### TO DO
An identical copy of the records below is the expected result.

Segment Start: PROVIDED INFORMATION

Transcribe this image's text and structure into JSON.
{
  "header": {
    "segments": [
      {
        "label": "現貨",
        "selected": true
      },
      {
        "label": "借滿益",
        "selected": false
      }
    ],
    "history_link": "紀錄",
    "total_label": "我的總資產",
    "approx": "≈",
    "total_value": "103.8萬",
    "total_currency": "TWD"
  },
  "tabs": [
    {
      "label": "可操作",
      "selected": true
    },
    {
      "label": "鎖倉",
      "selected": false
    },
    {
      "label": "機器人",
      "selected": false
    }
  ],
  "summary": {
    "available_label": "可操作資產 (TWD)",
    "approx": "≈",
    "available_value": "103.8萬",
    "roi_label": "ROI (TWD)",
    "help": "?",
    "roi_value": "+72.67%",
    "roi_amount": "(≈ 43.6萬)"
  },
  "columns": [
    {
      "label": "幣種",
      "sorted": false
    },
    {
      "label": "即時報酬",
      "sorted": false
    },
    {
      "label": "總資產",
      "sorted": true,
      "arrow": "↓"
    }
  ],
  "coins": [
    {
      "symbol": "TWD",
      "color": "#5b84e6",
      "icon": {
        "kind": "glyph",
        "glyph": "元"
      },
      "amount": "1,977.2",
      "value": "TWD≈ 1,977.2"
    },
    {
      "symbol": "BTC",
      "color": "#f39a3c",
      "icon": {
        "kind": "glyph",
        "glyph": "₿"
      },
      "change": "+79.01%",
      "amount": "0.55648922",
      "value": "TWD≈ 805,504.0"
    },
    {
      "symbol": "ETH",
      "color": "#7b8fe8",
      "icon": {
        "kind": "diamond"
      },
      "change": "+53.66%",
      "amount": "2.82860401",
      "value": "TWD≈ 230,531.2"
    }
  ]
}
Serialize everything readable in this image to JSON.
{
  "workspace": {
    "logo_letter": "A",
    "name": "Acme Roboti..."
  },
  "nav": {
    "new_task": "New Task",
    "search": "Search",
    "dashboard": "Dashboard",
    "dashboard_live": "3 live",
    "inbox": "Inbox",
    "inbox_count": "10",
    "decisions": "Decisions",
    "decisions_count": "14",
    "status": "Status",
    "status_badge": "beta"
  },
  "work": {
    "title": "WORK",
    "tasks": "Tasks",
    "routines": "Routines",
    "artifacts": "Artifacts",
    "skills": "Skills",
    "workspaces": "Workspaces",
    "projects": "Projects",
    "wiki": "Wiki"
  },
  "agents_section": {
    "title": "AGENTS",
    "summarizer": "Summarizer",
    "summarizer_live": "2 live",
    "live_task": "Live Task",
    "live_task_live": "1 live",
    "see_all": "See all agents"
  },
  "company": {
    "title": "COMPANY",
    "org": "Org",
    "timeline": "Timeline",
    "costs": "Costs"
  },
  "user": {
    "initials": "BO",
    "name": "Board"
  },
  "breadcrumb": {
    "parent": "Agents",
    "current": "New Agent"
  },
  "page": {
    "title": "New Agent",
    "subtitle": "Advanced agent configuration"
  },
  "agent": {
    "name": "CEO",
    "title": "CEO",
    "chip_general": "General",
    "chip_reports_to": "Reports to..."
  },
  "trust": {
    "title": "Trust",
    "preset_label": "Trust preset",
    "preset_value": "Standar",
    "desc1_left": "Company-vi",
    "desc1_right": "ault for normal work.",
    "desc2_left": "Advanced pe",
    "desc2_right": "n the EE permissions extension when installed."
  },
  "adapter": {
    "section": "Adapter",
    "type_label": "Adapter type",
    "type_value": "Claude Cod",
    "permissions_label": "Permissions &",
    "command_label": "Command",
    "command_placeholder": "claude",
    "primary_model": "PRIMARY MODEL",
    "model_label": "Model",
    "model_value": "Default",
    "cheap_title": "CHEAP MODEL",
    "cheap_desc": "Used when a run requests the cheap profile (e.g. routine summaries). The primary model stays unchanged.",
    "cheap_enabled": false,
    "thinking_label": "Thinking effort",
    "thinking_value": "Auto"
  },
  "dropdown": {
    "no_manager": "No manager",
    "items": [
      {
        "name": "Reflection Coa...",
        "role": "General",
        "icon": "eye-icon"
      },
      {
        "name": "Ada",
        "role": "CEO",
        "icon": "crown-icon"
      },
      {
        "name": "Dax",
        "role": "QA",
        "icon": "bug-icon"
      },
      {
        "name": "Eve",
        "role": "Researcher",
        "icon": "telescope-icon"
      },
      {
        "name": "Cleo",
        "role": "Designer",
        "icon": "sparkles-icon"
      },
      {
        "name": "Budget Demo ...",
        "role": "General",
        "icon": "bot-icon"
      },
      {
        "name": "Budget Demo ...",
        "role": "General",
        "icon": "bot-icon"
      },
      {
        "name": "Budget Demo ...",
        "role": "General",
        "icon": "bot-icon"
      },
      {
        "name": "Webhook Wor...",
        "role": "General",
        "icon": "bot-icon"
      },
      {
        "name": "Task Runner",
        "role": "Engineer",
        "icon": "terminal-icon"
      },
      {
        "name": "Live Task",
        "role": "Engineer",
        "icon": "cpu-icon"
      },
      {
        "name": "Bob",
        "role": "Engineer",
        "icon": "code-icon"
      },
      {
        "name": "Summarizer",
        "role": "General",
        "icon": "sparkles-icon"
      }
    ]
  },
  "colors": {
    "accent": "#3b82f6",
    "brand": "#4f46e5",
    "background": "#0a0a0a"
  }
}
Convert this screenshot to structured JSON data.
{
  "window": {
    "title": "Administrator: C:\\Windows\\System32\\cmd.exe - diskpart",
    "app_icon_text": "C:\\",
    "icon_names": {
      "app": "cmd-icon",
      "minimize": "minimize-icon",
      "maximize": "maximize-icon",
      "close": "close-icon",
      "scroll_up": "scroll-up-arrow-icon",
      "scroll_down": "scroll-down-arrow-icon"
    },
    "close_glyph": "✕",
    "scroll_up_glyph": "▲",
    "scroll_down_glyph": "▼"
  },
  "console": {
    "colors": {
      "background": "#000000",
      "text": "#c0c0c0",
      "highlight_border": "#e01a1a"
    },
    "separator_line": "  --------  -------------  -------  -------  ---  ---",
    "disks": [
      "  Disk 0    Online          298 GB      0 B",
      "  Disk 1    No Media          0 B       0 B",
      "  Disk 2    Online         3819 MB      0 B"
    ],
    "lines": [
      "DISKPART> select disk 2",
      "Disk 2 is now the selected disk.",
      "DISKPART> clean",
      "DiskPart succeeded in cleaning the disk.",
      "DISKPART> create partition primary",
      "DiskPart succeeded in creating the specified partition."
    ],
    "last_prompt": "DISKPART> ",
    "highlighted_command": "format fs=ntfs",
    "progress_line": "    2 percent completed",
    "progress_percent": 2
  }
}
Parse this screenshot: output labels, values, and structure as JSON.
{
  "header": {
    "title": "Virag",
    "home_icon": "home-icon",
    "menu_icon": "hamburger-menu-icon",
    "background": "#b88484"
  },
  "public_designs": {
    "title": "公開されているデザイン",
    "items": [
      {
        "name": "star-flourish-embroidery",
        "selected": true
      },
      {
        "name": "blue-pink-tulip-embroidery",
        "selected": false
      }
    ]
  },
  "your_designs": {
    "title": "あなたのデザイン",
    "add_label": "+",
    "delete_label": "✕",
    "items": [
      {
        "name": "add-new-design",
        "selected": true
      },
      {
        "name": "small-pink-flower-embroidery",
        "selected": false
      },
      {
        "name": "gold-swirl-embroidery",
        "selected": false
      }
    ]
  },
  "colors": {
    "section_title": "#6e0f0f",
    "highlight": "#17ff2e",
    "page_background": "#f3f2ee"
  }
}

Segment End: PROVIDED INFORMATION

### OUTPUT FOR THIS EXERCISE
Transcribe this image's text and structure into JSON.
{
  "header": {
    "segments": [
      {
        "label": "現貨",
        "selected": true
      },
      {
        "label": "借滿益",
        "selected": false
      }
    ],
    "history_link": "紀錄",
    "total_label": "我的總資產",
    "approx": "≈",
    "total_value": "103.8萬",
    "total_currency": "TWD"
  },
  "tabs": [
    {
      "label": "可操作",
      "selected": true
    },
    {
      "label": "鎖倉",
      "selected": false
    },
    {
      "label": "機器人",
      "selected": false
    }
  ],
  "summary": {
    "available_label": "可操作資產 (TWD)",
    "approx": "≈",
    "available_value": "103.8萬",
    "roi_label": "ROI (TWD)",
    "help": "?",
    "roi_value": "+72.67%",
    "roi_amount": "(≈ 43.6萬)"
  },
  "columns": [
    {
      "label": "幣種",
      "sorted": false
    },
    {
      "label": "即時報酬",
      "sorted": false
    },
    {
      "label": "總資產",
      "sorted": true,
      "arrow": "↓"
    }
  ],
  "coins": [
    {
      "symbol": "TWD",
      "color": "#5b84e6",
      "icon": {
        "kind": "glyph",
        "glyph": "元"
      },
      "amount": "1,977.2",
      "value": "TWD≈ 1,977.2"
    },
    {
      "symbol": "BTC",
      "color": "#f39a3c",
      "icon": {
        "kind": "glyph",
        "glyph": "₿"
      },
      "change": "+79.01%",
      "amount": "0.55648922",
      "value": "TWD≈ 805,504.0"
    },
    {
      "symbol": "ETH",
      "color": "#7b8fe8",
      "icon": {
        "kind": "diamond"
      },
      "change": "+53.66%",
      "amount": "2.82860401",
      "value": "TWD≈ 230,531.2"
    }
  ]
}
Serialize everything readable in this image to JSON.
{
  "workspace": {
    "logo_letter": "A",
    "name": "Acme Roboti..."
  },
  "nav": {
    "new_task": "New Task",
    "search": "Search",
    "dashboard": "Dashboard",
    "dashboard_live": "3 live",
    "inbox": "Inbox",
    "inbox_count": "10",
    "decisions": "Decisions",
    "decisions_count": "14",
    "status": "Status",
    "status_badge": "beta"
  },
  "work": {
    "title": "WORK",
    "tasks": "Tasks",
    "routines": "Routines",
    "artifacts": "Artifacts",
    "skills": "Skills",
    "workspaces": "Workspaces",
    "projects": "Projects",
    "wiki": "Wiki"
  },
  "agents_section": {
    "title": "AGENTS",
    "summarizer": "Summarizer",
    "summarizer_live": "2 live",
    "live_task": "Live Task",
    "live_task_live": "1 live",
    "see_all": "See all agents"
  },
  "company": {
    "title": "COMPANY",
    "org": "Org",
    "timeline": "Timeline",
    "costs": "Costs"
  },
  "user": {
    "initials": "BO",
    "name": "Board"
  },
  "breadcrumb": {
    "parent": "Agents",
    "current": "New Agent"
  },
  "page": {
    "title": "New Agent",
    "subtitle": "Advanced agent configuration"
  },
  "agent": {
    "name": "CEO",
    "title": "CEO",
    "chip_general": "General",
    "chip_reports_to": "Reports to..."
  },
  "trust": {
    "title": "Trust",
    "preset_label": "Trust preset",
    "preset_value": "Standar",
    "desc1_left": "Company-vi",
    "desc1_right": "ault for normal work.",
    "desc2_left": "Advanced pe",
    "desc2_right": "n the EE permissions extension when installed."
  },
  "adapter": {
    "section": "Adapter",
    "type_label": "Adapter type",
    "type_value": "Claude Cod",
    "permissions_label": "Permissions &",
    "command_label": "Command",
    "command_placeholder": "claude",
    "primary_model": "PRIMARY MODEL",
    "model_label": "Model",
    "model_value": "Default",
    "cheap_title": "CHEAP MODEL",
    "cheap_desc": "Used when a run requests the cheap profile (e.g. routine summaries). The primary model stays unchanged.",
    "cheap_enabled": false,
    "thinking_label": "Thinking effort",
    "thinking_value": "Auto"
  },
  "dropdown": {
    "no_manager": "No manager",
    "items": [
      {
        "name": "Reflection Coa...",
        "role": "General",
        "icon": "eye-icon"
      },
      {
        "name": "Ada",
        "role": "CEO",
        "icon": "crown-icon"
      },
      {
        "name": "Dax",
        "role": "QA",
        "icon": "bug-icon"
      },
      {
        "name": "Eve",
        "role": "Researcher",
        "icon": "telescope-icon"
      },
      {
        "name": "Cleo",
        "role": "Designer",
        "icon": "sparkles-icon"
      },
      {
        "name": "Budget Demo ...",
        "role": "General",
        "icon": "bot-icon"
      },
      {
        "name": "Budget Demo ...",
        "role": "General",
        "icon": "bot-icon"
      },
      {
        "name": "Budget Demo ...",
        "role": "General",
        "icon": "bot-icon"
      },
      {
        "name": "Webhook Wor...",
        "role": "General",
        "icon": "bot-icon"
      },
      {
        "name": "Task Runner",
        "role": "Engineer",
        "icon": "terminal-icon"
      },
      {
        "name": "Live Task",
        "role": "Engineer",
        "icon": "cpu-icon"
      },
      {
        "name": "Bob",
        "role": "Engineer",
        "icon": "code-icon"
      },
      {
        "name": "Summarizer",
        "role": "General",
        "icon": "sparkles-icon"
      }
    ]
  },
  "colors": {
    "accent": "#3b82f6",
    "brand": "#4f46e5",
    "background": "#0a0a0a"
  }
}
Convert this screenshot to structured JSON data.
{
  "window": {
    "title": "Administrator: C:\\Windows\\System32\\cmd.exe - diskpart",
    "app_icon_text": "C:\\",
    "icon_names": {
      "app": "cmd-icon",
      "minimize": "minimize-icon",
      "maximize": "maximize-icon",
      "close": "close-icon",
      "scroll_up": "scroll-up-arrow-icon",
      "scroll_down": "scroll-down-arrow-icon"
    },
    "close_glyph": "✕",
    "scroll_up_glyph": "▲",
    "scroll_down_glyph": "▼"
  },
  "console": {
    "colors": {
      "background": "#000000",
      "text": "#c0c0c0",
      "highlight_border": "#e01a1a"
    },
    "separator_line": "  --------  -------------  -------  -------  ---  ---",
    "disks": [
      "  Disk 0    Online          298 GB      0 B",
      "  Disk 1    No Media          0 B       0 B",
      "  Disk 2    Online         3819 MB      0 B"
    ],
    "lines": [
      "DISKPART> select disk 2",
      "Disk 2 is now the selected disk.",
      "DISKPART> clean",
      "DiskPart succeeded in cleaning the disk.",
      "DISKPART> create partition primary",
      "DiskPart succeeded in creating the specified partition."
    ],
    "last_prompt": "DISKPART> ",
    "highlighted_command": "format fs=ntfs",
    "progress_line": "    2 percent completed",
    "progress_percent": 2
  }
}
Parse this screenshot: output labels, values, and structure as JSON.
{
  "header": {
    "title": "Virag",
    "home_icon": "home-icon",
    "menu_icon": "hamburger-menu-icon",
    "background": "#b88484"
  },
  "public_designs": {
    "title": "公開されているデザイン",
    "items": [
      {
        "name": "star-flourish-embroidery",
        "selected": true
      },
      {
        "name": "blue-pink-tulip-embroidery",
        "selected": false
      }
    ]
  },
  "your_designs": {
    "title": "あなたのデザイン",
    "add_label": "+",
    "delete_label": "✕",
    "items": [
      {
        "name": "add-new-design",
        "selected": true
      },
      {
        "name": "small-pink-flower-embroidery",
        "selected": false
      },
      {
        "name": "gold-swirl-embroidery",
        "selected": false
      }
    ]
  },
  "colors": {
    "section_title": "#6e0f0f",
    "highlight": "#17ff2e",
    "page_background": "#f3f2ee"
  }
}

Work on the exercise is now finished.